Being a senior in high school feels like I just climbed to the top of Mount Everest, but instead of dealing with the rocky terrain and unbearably cold weather, it was filled with staying up all night to study for tests, many breakups, and unforgettable memories that taught me life lessons that were more important than how to find 'x' on a math problem.
1. Losing friends will happen to everyone
Losing friends is a real thing, but it's not as dramatic as it sounds. Whether class schedules don't match up or old friends gain new interests; everyone is bound to lose at least one friend along those four grueling years. I look back at freshman year which was full of group photos of a now abandoned squad and at first, it can be quite sad to realize how much I've lost contact with almost everyone in a photo that was only taken four years ago, but then I realize how much happier we all are now with a new group of friends. Losing those friends was not a sad story, but more of a growing and learning experience on how people, even who you think you know, change.

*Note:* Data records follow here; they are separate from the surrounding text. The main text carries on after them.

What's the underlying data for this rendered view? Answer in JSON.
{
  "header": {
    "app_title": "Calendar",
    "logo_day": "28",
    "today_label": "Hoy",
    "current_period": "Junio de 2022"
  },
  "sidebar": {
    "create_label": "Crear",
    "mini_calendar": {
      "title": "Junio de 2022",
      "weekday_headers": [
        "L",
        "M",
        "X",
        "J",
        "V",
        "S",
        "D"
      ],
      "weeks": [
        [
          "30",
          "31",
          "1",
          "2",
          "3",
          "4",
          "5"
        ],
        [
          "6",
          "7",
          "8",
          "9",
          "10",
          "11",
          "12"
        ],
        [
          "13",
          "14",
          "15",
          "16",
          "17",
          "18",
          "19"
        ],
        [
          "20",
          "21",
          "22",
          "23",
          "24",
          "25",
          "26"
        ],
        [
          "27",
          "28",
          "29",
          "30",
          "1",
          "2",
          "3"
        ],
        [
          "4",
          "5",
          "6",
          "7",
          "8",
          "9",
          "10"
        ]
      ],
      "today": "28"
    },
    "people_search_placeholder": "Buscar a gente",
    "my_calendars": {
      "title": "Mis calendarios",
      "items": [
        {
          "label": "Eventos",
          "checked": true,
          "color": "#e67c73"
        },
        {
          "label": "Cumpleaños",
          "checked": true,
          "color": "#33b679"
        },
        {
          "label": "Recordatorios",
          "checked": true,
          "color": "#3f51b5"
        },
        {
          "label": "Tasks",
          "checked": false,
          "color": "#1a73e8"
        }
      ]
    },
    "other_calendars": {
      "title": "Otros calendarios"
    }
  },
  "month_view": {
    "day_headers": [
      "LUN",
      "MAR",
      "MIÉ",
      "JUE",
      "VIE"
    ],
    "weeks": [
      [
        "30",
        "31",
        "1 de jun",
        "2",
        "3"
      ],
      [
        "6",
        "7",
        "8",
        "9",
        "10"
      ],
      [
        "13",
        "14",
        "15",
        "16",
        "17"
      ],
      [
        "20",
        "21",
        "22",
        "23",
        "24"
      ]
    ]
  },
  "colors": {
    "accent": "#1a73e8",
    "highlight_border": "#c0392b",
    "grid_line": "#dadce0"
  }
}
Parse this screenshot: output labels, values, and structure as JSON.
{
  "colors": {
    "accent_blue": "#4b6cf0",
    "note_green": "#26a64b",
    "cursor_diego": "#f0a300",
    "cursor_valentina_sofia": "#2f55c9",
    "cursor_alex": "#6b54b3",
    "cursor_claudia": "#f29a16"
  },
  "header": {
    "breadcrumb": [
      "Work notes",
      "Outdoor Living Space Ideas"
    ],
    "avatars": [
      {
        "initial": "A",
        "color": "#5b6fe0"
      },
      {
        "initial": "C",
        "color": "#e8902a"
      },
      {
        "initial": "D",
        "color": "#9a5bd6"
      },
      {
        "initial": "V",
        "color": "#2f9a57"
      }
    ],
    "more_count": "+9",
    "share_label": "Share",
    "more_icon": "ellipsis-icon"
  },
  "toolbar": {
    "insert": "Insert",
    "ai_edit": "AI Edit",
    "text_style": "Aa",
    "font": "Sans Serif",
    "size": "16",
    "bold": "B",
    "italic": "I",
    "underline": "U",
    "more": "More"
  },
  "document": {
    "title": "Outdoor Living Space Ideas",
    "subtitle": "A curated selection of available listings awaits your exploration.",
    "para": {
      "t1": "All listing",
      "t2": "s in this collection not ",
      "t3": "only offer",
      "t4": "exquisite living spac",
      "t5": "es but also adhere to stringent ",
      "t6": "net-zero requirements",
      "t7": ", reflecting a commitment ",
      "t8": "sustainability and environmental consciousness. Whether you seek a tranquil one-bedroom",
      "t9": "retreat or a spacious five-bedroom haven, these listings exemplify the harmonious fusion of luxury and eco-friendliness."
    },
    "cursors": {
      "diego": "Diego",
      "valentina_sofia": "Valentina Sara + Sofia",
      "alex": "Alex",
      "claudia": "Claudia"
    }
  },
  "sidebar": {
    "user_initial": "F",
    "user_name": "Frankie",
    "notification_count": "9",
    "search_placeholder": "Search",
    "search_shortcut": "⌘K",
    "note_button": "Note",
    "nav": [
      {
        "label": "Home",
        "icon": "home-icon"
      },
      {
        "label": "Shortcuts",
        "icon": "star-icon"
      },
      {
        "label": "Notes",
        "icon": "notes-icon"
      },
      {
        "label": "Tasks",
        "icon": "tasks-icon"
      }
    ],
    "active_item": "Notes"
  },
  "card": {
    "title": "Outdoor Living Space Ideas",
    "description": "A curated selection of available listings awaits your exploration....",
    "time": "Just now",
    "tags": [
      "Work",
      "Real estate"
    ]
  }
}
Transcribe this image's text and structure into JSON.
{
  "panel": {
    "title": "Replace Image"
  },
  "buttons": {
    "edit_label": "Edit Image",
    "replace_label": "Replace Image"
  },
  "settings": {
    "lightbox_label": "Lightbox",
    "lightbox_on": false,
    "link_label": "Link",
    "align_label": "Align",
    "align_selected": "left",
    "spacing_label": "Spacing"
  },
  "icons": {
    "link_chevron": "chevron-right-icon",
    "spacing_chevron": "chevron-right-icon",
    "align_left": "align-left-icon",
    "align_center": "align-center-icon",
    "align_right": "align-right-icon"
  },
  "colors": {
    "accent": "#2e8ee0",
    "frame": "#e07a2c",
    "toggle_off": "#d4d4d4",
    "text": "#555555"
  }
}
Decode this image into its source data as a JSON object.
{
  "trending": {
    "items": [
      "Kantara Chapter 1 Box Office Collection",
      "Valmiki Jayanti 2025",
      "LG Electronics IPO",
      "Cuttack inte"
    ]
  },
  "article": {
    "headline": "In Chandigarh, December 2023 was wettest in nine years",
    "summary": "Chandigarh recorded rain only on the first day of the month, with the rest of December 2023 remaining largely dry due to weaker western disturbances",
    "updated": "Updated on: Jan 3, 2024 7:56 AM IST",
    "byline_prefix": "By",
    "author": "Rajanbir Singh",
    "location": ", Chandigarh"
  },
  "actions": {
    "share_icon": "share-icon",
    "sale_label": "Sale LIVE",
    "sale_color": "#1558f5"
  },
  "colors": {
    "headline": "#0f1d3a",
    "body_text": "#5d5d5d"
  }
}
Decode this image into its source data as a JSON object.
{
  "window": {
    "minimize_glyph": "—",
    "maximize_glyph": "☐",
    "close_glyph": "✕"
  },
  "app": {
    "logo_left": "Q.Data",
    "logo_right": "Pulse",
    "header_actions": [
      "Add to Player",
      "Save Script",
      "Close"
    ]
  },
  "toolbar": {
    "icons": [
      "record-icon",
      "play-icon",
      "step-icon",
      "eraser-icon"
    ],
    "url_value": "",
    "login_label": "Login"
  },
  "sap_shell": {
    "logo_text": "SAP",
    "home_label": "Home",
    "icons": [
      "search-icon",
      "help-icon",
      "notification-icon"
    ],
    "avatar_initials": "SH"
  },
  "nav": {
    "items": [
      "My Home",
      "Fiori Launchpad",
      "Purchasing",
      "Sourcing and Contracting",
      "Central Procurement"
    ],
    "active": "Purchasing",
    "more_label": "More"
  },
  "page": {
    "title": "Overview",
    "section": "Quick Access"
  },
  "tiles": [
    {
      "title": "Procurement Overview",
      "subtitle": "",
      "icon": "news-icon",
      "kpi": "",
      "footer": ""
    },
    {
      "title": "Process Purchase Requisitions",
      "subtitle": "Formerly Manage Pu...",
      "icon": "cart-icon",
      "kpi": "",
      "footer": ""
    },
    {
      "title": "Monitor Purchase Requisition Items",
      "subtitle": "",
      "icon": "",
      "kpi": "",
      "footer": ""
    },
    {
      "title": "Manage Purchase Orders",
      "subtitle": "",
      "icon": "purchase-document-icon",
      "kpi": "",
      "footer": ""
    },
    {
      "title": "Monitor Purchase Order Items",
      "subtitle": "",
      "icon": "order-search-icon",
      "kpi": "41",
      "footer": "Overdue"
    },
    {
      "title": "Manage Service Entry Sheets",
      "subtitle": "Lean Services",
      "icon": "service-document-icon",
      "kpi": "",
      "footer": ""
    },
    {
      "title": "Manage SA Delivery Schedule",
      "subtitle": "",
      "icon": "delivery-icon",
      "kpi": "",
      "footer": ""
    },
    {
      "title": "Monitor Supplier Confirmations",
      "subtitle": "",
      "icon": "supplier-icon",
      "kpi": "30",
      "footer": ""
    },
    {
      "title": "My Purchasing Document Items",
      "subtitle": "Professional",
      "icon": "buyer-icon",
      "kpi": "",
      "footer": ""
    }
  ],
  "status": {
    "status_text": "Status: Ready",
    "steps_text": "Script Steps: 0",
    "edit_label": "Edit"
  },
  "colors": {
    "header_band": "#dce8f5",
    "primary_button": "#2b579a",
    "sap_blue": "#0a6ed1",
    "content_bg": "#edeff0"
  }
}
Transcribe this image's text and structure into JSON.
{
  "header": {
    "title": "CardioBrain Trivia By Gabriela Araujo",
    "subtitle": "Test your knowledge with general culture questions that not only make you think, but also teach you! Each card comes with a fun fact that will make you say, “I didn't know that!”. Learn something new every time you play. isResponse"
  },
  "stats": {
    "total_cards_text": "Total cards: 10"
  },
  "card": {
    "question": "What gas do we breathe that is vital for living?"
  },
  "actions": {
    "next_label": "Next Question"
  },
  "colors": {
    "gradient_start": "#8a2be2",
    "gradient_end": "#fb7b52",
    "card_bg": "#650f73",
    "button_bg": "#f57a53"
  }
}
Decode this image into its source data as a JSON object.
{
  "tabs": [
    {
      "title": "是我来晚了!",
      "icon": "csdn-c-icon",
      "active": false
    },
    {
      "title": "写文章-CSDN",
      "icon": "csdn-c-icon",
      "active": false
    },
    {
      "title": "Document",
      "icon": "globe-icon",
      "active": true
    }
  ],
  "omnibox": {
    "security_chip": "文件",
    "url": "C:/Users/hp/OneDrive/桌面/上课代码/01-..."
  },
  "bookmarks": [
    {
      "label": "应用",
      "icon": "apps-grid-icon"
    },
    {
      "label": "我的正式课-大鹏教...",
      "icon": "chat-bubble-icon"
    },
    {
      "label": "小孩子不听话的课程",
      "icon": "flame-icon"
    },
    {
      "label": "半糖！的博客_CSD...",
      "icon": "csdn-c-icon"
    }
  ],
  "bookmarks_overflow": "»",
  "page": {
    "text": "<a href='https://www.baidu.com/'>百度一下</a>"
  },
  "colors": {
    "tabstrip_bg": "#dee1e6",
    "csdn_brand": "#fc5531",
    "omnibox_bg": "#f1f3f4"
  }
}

2. Pop culture and the media lie
No movie will ever be able to properly sum up my high school experience. There was never a popular group that wore pink and caused the whole school to fight nor a group of theatre kids breaking out into song and dance about how many schools is. High school was never something I would want to make a movie about, but I do finding it as a stepping stone to guide everyone who attends for the future. Pop culture like movies and songs have this weird fascination with the setting being at a high school and then make it seem like this luxurious place, but sadly as a senior I and many others have realized that it is more about finishing homework the day it's due, having a panic attack just thinking about the future, and just holding on a little longer until graduation.
3. Do what makes you happy
As a teacher once told my class "school is like a jail with no yard time" and while the classroom erupted in the laughter of how painfully true that statement is; I realized how much I've been so caught up in this environment of AP kids just need to work, work, work. My friends and I have become so caught up in homework, quizzes, exams, and the AP test that we forget who we are and our passion in life. High schoolers begin to think their mental and physical well being is less important than having all A's and getting into their dream school because of this mentality of working is more important than being an actual person. No school work will ever be more important than your passions, happiness, and physical/mental health. Deciding not to do one page of calculus work and go to the mall instead just to feel like a kid and have fun will not ruin your chances of getting into your dream school or your chances of passing an AP test. Do what makes you happy.